Don't try to impress them. Try to touch them.
People care if. If you truly want to help your listeners--by informing or motivating them, or improving their lives--they will care and listen. But they will care only if you do.
This recalls a favorite tip: "If you really care, notify your face."
3. Your eyes mean everything. We mistrust people who won't look us in the eyes--even if our eyes are among over 200 sets in a room. We regard peoples' eyes as windows to their souls, and it's from our eyes that people assess us.
If you look each person in the eye for a few seconds, you make each person feel important--a feeling that every person craves. It also makes each audience member feel involved; it makes your presentation feel like a conversation rather than a recitation.
For this reason, minimize visual aids. They break eye contact and make it appear that you are talking to the screen and not to your listeners.
Look them in the eyes.

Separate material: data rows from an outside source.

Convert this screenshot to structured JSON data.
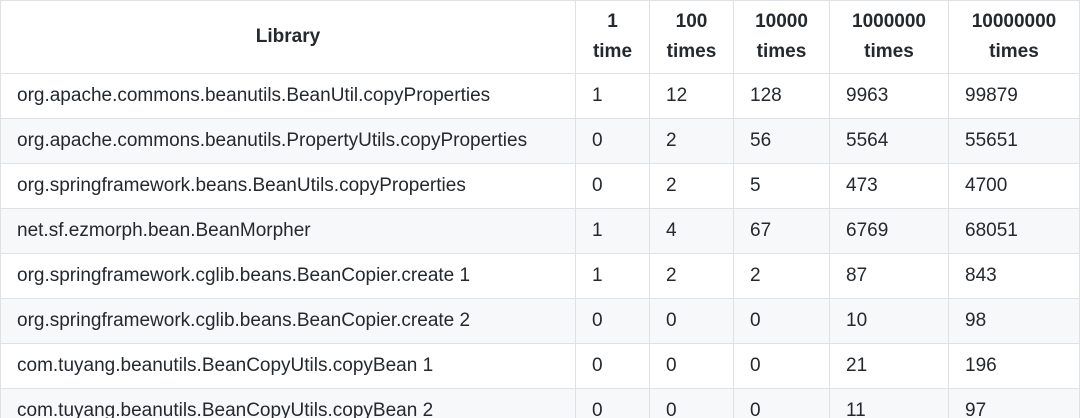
{
  "table": {
    "headers": [
      {
        "line1": "Library",
        "line2": ""
      },
      {
        "line1": "1",
        "line2": "time"
      },
      {
        "line1": "100",
        "line2": "times"
      },
      {
        "line1": "10000",
        "line2": "times"
      },
      {
        "line1": "1000000",
        "line2": "times"
      },
      {
        "line1": "10000000",
        "line2": "times"
      }
    ],
    "rows": [
      [
        "org.apache.commons.beanutils.BeanUtil.copyProperties",
        "1",
        "12",
        "128",
        "9963",
        "99879"
      ],
      [
        "org.apache.commons.beanutils.PropertyUtils.copyProperties",
        "0",
        "2",
        "56",
        "5564",
        "55651"
      ],
      [
        "org.springframework.beans.BeanUtils.copyProperties",
        "0",
        "2",
        "5",
        "473",
        "4700"
      ],
      [
        "net.sf.ezmorph.bean.BeanMorpher",
        "1",
        "4",
        "67",
        "6769",
        "68051"
      ],
      [
        "org.springframework.cglib.beans.BeanCopier.create 1",
        "1",
        "2",
        "2",
        "87",
        "843"
      ],
      [
        "org.springframework.cglib.beans.BeanCopier.create 2",
        "0",
        "0",
        "0",
        "10",
        "98"
      ],
      [
        "com.tuyang.beanutils.BeanCopyUtils.copyBean 1",
        "0",
        "0",
        "0",
        "21",
        "196"
      ],
      [
        "com.tuyang.beanutils.BeanCopyUtils.copyBean 2",
        "0",
        "0",
        "0",
        "11",
        "97"
      ]
    ]
  }
}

4. Preparation matters. But not for the reason you suspect. Preparation does more than make a presentation appear polished--and a too-polished presentation actually can feel inauthentic, even souless. If you've spent hours learning about the people to whom you are speaking, you will communicate the most compelling message you can deliver to a person: You are important to me.
5. If it's worth saying, it bears repeating. The old rule--"Tell them what you are going to tell them, then tell them, then tell them what you told them"--reflects the limitations of our memories. Plus researchers have shown repeatedly that people are more apt to believe something they hear more than once--even if they hear it from the same person, and even if they question that person's credibility.
6. People love music. An outstanding speech is musical; it ebbs and flows, hits a variety of notes, and makes beautiful use of pauses and silence. Just as in humor, speaking's key ingredient is timing.
Allow some gaps between your notes.
7. Obey The Rule of Seven. There's a reason why only seven principles appear above: Our brains and memories have limits. We can recall seven-digit phone numbers. Throw in an area code, however, and we become helpless. So make no more than seven points. (Recent research suggests that making just three or four points works much better.